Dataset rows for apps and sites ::
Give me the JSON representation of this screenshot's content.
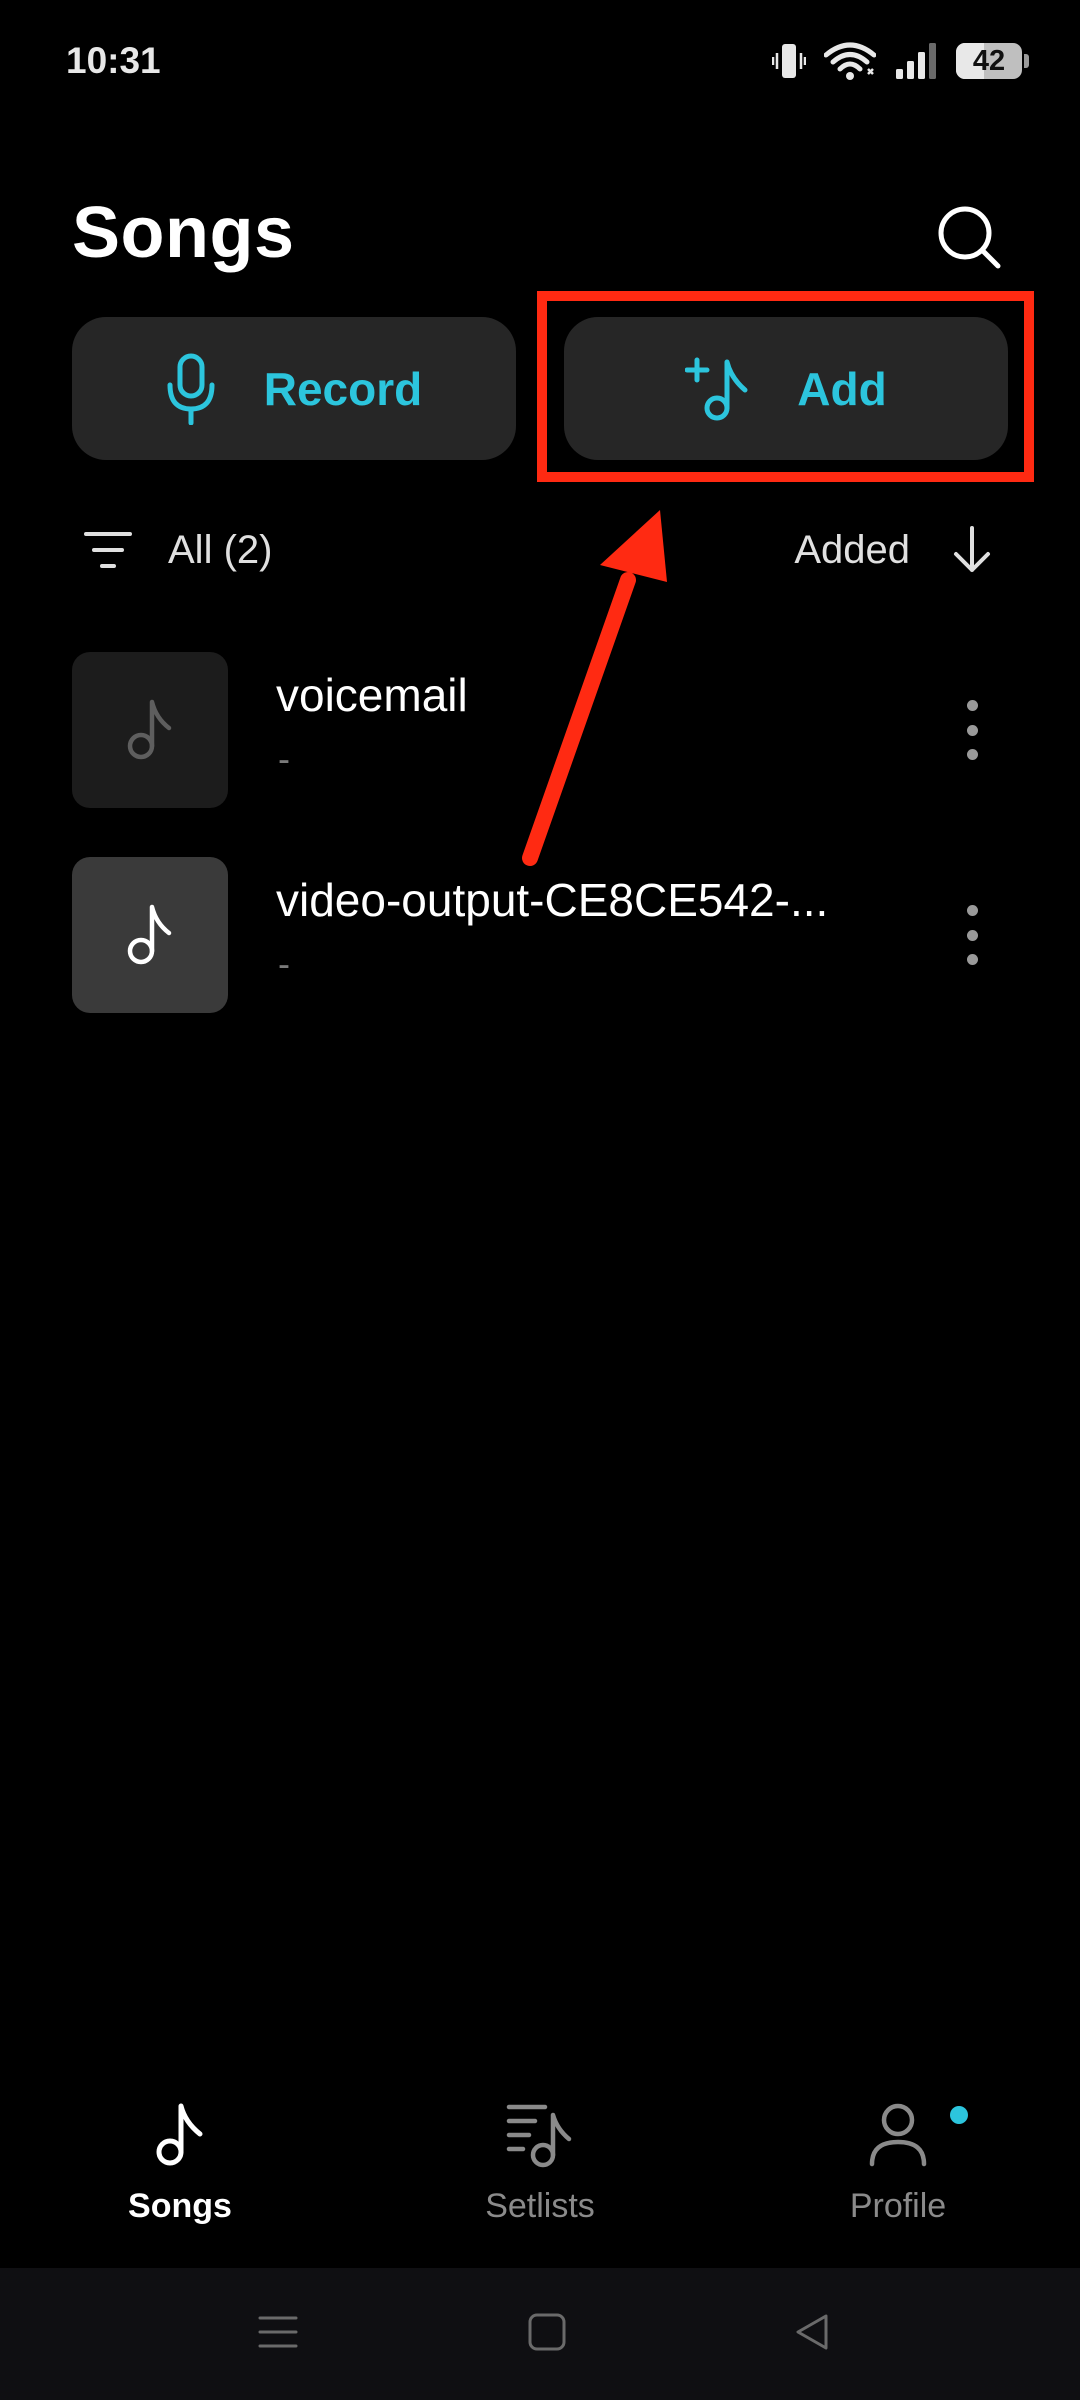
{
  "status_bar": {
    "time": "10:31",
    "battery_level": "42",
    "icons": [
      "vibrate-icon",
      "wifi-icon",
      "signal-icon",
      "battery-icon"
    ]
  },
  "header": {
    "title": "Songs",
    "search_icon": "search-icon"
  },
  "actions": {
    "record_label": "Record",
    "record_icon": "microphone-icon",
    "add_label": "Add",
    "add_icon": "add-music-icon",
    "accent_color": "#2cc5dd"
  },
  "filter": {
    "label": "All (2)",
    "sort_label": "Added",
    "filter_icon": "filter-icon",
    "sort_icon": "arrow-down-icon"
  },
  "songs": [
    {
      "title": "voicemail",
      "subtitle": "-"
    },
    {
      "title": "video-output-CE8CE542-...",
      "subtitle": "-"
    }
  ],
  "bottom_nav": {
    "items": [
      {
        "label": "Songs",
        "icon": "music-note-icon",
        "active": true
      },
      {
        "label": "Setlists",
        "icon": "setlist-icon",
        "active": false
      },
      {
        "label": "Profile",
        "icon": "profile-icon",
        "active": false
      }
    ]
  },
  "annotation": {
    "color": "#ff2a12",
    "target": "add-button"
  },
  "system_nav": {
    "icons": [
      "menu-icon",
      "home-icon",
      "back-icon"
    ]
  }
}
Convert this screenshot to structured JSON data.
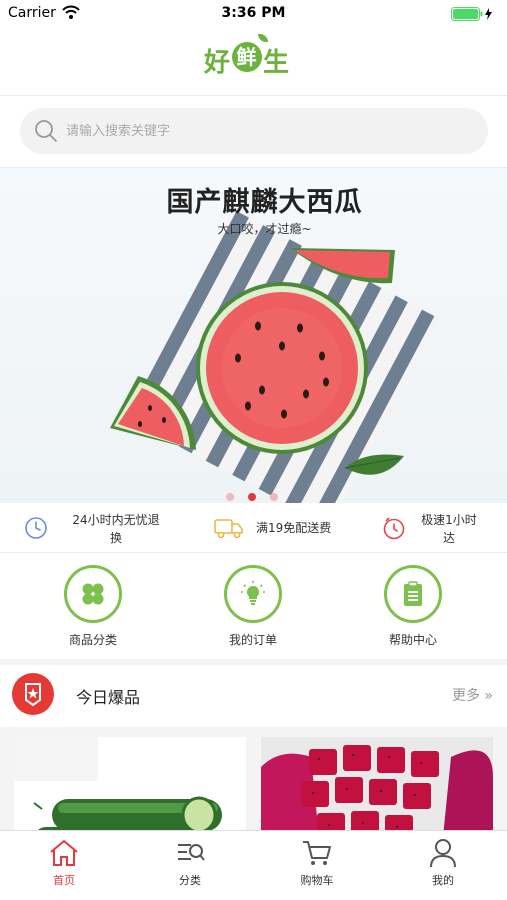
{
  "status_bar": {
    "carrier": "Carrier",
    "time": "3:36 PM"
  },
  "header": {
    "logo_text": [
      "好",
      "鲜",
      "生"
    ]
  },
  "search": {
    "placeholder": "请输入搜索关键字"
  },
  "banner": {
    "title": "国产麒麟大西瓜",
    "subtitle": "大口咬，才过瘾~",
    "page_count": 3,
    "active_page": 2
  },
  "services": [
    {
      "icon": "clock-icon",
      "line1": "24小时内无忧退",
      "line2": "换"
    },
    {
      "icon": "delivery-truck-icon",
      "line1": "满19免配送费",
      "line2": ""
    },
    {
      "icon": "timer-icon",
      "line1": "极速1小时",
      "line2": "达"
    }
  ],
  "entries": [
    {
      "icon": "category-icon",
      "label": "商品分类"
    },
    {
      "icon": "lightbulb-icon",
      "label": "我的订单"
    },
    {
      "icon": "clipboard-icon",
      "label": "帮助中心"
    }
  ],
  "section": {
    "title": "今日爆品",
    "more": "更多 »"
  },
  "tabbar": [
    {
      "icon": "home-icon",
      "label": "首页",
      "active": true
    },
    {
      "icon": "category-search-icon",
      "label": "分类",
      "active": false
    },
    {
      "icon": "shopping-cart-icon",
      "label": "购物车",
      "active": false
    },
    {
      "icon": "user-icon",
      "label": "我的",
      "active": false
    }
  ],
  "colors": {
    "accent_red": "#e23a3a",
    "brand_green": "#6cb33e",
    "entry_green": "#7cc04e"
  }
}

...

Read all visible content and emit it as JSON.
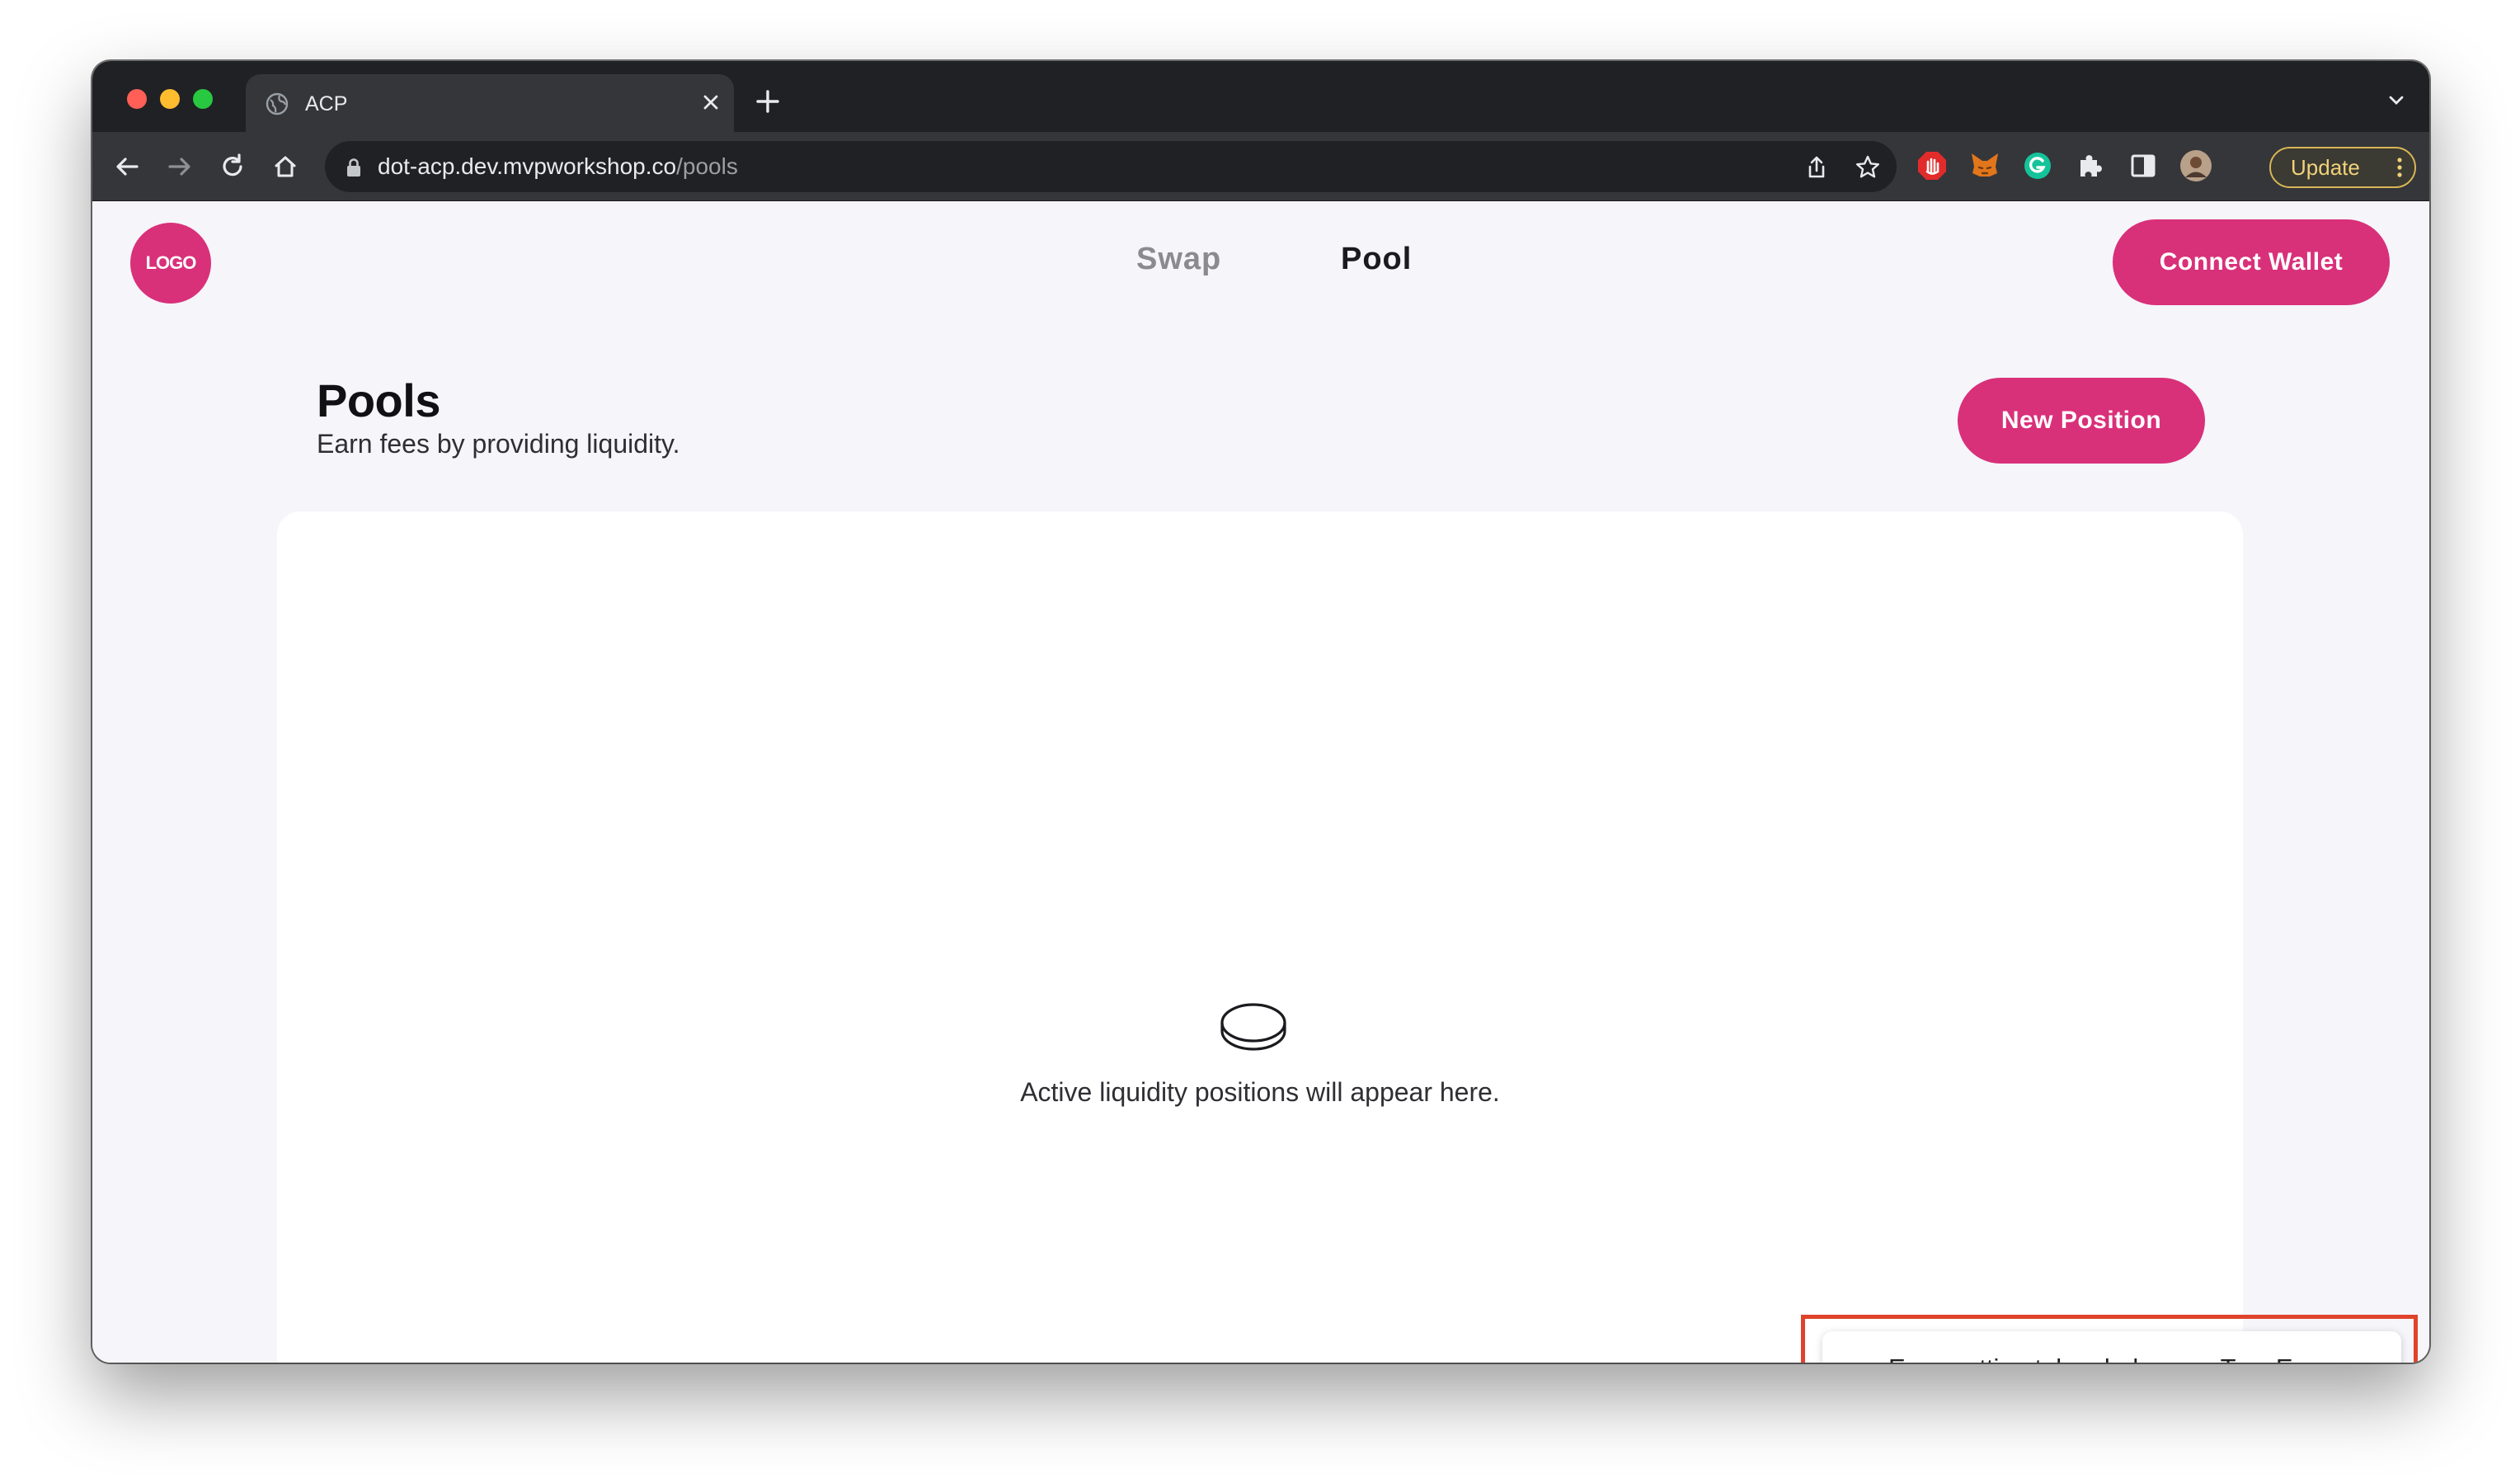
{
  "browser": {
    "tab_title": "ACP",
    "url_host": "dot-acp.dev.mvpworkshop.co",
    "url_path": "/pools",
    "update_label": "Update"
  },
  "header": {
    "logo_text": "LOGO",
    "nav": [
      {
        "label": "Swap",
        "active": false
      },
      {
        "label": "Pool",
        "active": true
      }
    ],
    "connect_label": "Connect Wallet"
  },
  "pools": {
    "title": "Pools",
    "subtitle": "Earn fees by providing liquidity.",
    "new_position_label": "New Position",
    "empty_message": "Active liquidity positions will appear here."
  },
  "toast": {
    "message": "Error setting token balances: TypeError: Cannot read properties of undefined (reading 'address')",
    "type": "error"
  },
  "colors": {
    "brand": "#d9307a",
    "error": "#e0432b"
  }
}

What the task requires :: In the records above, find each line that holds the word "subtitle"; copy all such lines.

Solution to this exercise ::
      "subtitle": "-"
      "subtitle": "-"
    "subtitle": "大口咬，才过瘾~",
    "subtitle": "Earn fees by providing liquidity.",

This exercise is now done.